The variety of food was overwhelming, making it impossible to tackle in its entirety. If you want grilled meats, sweet potato french fries, dried fish, rice cakes, taco-like concoctions, boiled silkworm pupae*, waffles, or cream puffs while roaming around the city—Myeongdong being my most oft-visited neighborhood during my trip—you should be able to find it on a nice day or night. But it's not just the central foodstuff that's important in street food. Street food tends to incorporate two other important characteristics: deep frying and sticks.
It wasn't my intention to pick foods that resided in both the "deep fried" and "comes on a stick" categories; that's just how it worked out.
First "fried thing on a stick" was the Tornado Potato, a swirl-cut potato wrapped around a long stick and deep fried. Although this snack isn't limited to South Korea, the first I ever heard of it (and seemingly most of the Internet) was when I read Seoul-based blogger Superlocal's post about it.
The vendor took a Tornado Potato fresh out of his oil vat then rolled it in powdered cheese before handing me what was basically a really long potato chip. But a freshly fried potato chip. On a stick! Crispy + carby + fatty = delicious. Get your own spiral cutter to make them at home. (If you look at that site, you'll see hot dog dogs wrapped in Tornado Potatoes. I can't believe I didn't see anyone in Seoul doing that.)
Second "deep fried food on a stick" was the french fry-encrusted battered hot dog topped with a squiggle of ketchup. I tracked it down more out of a necessity than want; it sounded too excessive to pass up. Like the Tornado Potato, I found this gem somewhere in Myeongdong, at a stand that was also selling tteokbokki, non-french fried hot dogs on sticks, fish cake-wrapped hot dogs on sticks, and fried dumplings. The FFEBHD was easily the least appetizing thing there. On top of that, I had unfortunately come down with some sort of nauseating sickness that morning and didn't have an appetite.
It tasted like what it was made of without any surprisingly eye-opening flavor combinations to be found: fried potato chunks around soft, mildly sweet bread, around a processed meat core accented by the tang of ketchup.
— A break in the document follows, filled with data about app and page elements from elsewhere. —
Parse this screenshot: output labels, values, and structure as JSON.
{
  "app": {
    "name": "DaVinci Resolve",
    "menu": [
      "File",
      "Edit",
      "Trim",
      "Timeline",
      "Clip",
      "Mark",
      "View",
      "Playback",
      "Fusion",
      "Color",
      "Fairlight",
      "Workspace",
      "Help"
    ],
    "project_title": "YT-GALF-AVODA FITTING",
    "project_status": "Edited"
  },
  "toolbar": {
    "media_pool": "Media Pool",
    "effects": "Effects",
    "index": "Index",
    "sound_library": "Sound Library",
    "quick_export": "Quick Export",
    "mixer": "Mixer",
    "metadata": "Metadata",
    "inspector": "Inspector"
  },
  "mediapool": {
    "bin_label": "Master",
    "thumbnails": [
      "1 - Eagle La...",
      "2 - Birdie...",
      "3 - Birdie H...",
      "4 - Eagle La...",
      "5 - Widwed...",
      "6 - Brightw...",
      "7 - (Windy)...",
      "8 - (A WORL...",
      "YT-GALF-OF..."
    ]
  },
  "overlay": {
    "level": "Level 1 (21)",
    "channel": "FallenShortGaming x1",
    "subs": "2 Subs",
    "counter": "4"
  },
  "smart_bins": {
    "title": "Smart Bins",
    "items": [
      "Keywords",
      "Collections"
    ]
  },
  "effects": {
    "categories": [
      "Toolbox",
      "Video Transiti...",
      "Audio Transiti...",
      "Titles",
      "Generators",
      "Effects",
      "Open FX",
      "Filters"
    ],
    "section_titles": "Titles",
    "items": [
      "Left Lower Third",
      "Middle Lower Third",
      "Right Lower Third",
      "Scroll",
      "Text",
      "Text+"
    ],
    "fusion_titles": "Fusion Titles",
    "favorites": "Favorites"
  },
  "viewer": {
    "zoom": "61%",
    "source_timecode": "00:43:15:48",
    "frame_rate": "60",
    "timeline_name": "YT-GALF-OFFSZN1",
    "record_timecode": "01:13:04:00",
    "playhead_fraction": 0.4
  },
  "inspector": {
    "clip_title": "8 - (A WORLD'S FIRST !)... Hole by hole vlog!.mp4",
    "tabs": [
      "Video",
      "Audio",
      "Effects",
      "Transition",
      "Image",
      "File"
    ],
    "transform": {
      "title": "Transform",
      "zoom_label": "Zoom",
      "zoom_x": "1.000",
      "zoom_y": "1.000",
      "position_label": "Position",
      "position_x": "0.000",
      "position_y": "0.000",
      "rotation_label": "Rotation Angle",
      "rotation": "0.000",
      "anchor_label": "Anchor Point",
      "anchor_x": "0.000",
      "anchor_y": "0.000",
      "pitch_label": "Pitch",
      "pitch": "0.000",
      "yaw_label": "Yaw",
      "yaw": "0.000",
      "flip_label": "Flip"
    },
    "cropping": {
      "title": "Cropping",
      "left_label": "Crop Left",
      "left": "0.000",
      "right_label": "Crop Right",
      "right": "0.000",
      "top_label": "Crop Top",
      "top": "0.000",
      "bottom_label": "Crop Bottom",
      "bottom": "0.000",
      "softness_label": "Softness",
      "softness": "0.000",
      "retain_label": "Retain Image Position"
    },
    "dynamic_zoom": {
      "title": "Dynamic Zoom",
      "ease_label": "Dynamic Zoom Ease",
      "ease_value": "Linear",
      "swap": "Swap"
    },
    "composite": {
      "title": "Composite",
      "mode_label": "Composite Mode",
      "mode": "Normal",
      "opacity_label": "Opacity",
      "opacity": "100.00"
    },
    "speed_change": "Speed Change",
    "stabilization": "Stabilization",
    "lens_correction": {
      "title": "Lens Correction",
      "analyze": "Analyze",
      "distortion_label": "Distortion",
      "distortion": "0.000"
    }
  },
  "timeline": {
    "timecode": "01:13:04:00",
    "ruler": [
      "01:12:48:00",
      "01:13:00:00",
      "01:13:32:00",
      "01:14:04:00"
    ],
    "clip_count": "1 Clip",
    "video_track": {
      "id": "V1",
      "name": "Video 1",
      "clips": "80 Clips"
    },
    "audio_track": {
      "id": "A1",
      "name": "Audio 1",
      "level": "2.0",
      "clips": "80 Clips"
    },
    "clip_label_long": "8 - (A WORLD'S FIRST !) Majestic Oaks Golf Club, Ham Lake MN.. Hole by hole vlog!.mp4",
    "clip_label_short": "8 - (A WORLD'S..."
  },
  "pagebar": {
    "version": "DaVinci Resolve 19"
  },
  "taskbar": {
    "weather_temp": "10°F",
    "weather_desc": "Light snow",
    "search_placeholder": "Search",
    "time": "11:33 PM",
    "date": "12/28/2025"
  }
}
My friend and I shared a few bites before deciding that it had to go so we could save our stomachs for better things. I can't imagine how anyone could eat a whole one unless they were starving or drunk.
But someone must be buying them or else that woman wouldn't be snipping all those french fries for the FFEBHD.
If I had more time I would've liked to have tried more savory street food (I've got a sweet review coming up). Then again, I'm not sure anything would've been better than the crispy tteokboki I had on my first day.
* The weird thing about bundaegi, steamed/boiled silkworm pupae, is that it didn't smell all that bad from afar, but up close was another matter. From a distance, it had kind of sweet, nutty, inoffensive smell; up close, it was more putrid, dank, and excrement-like. And then it has the potential to haunt you, as I found out after getting that first whiff and subsequently picking up phantom bundaegi stenches. I know someone much be eating it since I came across it multiple times while roaming around Insadong and Myeongdong; I just didn't see anyone actually...eating it. If you like bundaegi, feel free to tell me what I missed out on.